**Task details:**
Out of the lines below, please list those that hold the string "JSON".
*** Opening of Given entries ***
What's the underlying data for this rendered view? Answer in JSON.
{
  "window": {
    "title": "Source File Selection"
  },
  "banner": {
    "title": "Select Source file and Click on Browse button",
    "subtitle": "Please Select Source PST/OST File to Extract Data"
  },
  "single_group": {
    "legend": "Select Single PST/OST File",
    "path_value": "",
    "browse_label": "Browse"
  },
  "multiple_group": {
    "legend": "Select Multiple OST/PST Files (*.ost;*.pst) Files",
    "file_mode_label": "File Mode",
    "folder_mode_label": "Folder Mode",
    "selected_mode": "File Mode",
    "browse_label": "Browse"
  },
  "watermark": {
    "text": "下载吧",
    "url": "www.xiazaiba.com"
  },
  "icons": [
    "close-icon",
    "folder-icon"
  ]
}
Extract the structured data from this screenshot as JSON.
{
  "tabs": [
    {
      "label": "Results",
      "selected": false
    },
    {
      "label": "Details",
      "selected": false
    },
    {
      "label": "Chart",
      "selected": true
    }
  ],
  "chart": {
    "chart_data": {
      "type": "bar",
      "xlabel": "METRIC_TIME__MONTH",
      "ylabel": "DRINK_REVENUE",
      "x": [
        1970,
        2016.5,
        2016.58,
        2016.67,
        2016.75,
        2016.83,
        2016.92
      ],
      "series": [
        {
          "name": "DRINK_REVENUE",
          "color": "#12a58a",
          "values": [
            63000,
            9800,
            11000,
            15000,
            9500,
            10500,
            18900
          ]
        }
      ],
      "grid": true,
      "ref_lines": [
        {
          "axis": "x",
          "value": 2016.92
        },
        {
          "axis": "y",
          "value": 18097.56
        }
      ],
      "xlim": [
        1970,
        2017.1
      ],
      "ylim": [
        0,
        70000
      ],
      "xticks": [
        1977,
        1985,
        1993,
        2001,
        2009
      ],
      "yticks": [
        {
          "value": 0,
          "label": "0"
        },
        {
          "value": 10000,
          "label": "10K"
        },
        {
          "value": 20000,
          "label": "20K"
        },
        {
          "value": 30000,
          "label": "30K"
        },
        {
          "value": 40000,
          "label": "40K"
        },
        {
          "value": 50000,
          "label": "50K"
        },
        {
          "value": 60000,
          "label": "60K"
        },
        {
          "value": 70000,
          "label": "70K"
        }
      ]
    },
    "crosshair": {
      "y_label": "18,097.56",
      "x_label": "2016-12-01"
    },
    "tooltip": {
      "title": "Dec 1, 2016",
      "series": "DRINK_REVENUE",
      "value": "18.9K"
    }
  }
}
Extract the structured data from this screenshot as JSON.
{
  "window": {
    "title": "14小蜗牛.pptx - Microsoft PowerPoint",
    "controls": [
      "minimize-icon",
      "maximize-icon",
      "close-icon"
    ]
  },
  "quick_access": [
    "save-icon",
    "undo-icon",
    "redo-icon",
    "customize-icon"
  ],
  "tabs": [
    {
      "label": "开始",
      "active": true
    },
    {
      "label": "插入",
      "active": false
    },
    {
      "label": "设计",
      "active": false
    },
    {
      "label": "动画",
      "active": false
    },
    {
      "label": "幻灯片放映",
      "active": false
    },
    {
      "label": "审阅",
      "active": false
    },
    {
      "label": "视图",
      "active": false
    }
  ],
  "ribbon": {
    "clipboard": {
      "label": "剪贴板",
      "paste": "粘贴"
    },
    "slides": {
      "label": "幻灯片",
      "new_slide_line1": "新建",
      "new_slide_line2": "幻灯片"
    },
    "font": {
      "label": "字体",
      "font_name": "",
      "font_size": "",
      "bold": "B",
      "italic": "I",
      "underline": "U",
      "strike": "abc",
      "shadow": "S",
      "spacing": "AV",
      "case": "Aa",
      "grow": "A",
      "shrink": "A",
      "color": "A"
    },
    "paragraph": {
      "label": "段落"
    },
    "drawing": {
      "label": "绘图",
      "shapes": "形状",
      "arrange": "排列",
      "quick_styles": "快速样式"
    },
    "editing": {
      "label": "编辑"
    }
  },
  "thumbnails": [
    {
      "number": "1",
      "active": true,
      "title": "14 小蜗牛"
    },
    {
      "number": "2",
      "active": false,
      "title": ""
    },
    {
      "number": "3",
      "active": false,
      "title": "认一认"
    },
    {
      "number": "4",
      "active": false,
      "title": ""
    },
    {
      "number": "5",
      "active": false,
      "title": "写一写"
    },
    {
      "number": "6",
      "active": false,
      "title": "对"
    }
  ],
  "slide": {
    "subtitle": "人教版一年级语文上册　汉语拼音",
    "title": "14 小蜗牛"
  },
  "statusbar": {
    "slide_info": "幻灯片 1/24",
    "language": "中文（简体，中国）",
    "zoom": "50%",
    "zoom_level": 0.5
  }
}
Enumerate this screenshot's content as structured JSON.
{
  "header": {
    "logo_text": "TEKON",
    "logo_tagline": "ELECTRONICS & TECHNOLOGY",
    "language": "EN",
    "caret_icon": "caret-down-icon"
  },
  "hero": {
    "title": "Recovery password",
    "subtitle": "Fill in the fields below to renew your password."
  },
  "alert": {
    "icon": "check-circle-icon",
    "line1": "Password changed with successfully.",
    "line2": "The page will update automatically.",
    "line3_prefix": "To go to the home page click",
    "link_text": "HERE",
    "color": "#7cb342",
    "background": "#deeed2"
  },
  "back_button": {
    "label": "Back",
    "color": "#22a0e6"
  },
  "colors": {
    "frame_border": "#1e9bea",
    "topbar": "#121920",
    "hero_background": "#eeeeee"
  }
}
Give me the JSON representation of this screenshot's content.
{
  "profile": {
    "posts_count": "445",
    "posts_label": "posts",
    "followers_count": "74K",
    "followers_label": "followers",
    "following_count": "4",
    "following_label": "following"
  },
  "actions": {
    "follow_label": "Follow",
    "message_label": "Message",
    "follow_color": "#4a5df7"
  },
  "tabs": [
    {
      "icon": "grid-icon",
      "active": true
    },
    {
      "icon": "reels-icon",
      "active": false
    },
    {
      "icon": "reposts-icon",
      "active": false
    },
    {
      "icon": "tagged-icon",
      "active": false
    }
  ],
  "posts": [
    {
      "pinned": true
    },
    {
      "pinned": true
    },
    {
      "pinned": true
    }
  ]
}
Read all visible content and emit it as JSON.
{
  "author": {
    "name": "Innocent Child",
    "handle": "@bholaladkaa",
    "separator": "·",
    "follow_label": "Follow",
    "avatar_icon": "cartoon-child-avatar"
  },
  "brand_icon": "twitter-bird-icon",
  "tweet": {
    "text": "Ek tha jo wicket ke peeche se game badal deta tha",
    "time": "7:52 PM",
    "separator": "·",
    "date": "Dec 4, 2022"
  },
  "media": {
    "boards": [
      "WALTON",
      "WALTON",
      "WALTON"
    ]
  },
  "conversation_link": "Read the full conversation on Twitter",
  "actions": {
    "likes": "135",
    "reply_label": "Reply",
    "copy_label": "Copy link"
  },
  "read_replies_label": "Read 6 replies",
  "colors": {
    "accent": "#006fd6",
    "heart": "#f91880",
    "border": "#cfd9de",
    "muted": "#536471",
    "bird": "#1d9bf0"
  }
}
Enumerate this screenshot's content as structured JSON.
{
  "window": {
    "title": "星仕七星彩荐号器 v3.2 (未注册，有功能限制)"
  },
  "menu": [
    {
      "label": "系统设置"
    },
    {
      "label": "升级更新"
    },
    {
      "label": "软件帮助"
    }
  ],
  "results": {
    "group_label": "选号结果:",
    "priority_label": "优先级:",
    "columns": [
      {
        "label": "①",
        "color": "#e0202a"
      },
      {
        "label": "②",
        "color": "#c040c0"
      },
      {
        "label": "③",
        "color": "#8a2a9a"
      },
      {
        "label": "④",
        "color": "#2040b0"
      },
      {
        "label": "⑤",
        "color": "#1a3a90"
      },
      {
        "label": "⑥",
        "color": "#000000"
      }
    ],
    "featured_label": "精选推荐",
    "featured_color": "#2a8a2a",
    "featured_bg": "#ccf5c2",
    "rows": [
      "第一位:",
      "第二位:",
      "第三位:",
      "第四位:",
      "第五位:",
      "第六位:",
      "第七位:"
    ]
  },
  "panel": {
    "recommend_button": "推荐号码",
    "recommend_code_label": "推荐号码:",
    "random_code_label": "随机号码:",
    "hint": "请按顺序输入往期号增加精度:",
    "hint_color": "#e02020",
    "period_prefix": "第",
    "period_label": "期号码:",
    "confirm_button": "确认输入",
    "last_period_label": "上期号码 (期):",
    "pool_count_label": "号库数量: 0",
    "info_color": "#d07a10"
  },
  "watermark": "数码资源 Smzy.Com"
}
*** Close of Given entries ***
**Answer section:**
What's the underlying data for this rendered view? Answer in JSON.
Extract the structured data from this screenshot as JSON.
Extract the structured data from this screenshot as JSON.
Enumerate this screenshot's content as structured JSON.
Give me the JSON representation of this screenshot's content.
Read all visible content and emit it as JSON.
Enumerate this screenshot's content as structured JSON.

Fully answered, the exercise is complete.